Not without gloves!

Dyckias are technically not succulents, but bromeliads hailing from Brazil, Uruguay, Paraguay, Bolivia and Argentina.

They produce semi-succulent rosettes, some with extremely prickly leaf edges that make them a challenge to handle. There are more than 120 species and many cultivars, some of which are terrestrial and others saxicolous (meaning that they live amongst or attached to rocks).

Dyckias differ from other bromeliads in that they have extensive root systems, which is an indication that they need to be planted in roomy containers (basically as big as the mother plant, or a tad bigger) in a succulent mix or regular, well-draining potting soil. Unlike with other bromeliads, a dyckia rosette does not die off after flowering, but will send out a new flower spike every year in spring and summer – their seasons of active growth.

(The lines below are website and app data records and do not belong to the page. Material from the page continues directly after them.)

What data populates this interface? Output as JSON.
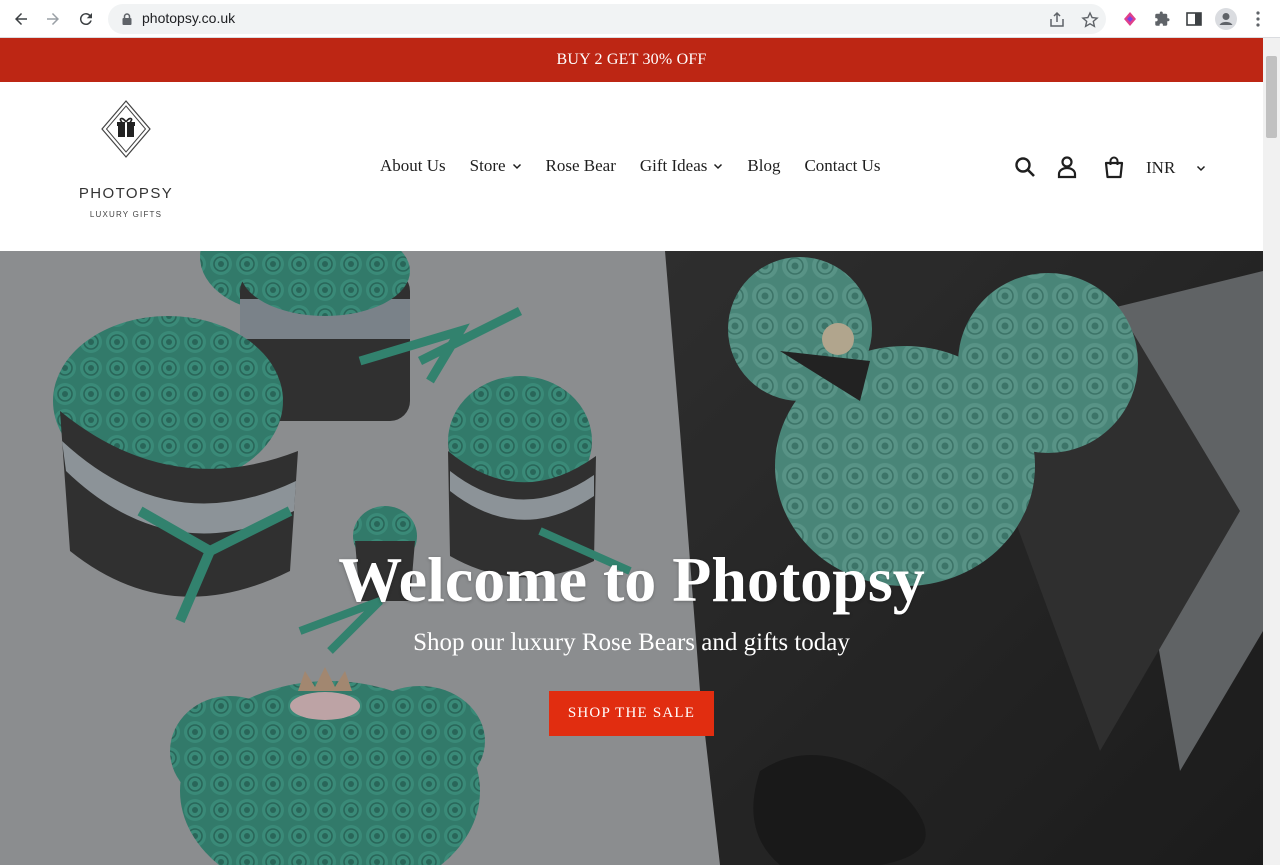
{
  "browser": {
    "url": "photopsy.co.uk"
  },
  "announcement": {
    "text": "BUY 2 GET 30% OFF"
  },
  "logo": {
    "name": "PHOTOPSY",
    "tagline": "LUXURY GIFTS"
  },
  "nav": {
    "items": [
      {
        "label": "About Us",
        "dropdown": false
      },
      {
        "label": "Store",
        "dropdown": true
      },
      {
        "label": "Rose Bear",
        "dropdown": false
      },
      {
        "label": "Gift Ideas",
        "dropdown": true
      },
      {
        "label": "Blog",
        "dropdown": false
      },
      {
        "label": "Contact Us",
        "dropdown": false
      }
    ]
  },
  "header_icons": [
    "search-icon",
    "account-icon",
    "cart-icon"
  ],
  "currency": {
    "selected": "INR"
  },
  "hero": {
    "title": "Welcome to Photopsy",
    "subtitle": "Shop our luxury Rose Bears and gifts today",
    "button_label": "SHOP THE SALE"
  },
  "colors": {
    "announcement_bg": "#bd2614",
    "button_bg": "#e12d10",
    "rose_teal": "#3aa48c"
  }
}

Foliage colours can be variable in solid shades of green, red, yellow and silver, while there are also cultivars with distinct spotting or variegation. Seeds are produced, but the rosettes also form pups or offsets that can be divided from the mother plant when about half her size. Pups can also appear at the head of rosettes, and these can be used to propagate more plants.

To enable divisions to root well and more quickly (they can be slow to root), use a rooting hormone before replanting them. In warm climates with summer-rainfall, which are perfect for them, certain dyckia cultivars can be used as groundcovers in sunny rock gardens. Potted specimens should be kept where they receive quite a few hours of sunlight daily. Some cold will be tolerated but the plants must be protected from frost.

Correct watering counts

The leaves may be thick and waxy, but they are not able to store their own water, which means the plant will go dormant in periods of drought stress. While they are in active growth, water the plants regularly, but beware of constantly soggy roots. In warm weather they will also enjoy some humidity around them. Fertilise potted plants in spring with a soluble plant food mixed at half strength. Reduce watering in winter when growth will naturally slow down.

The Gardener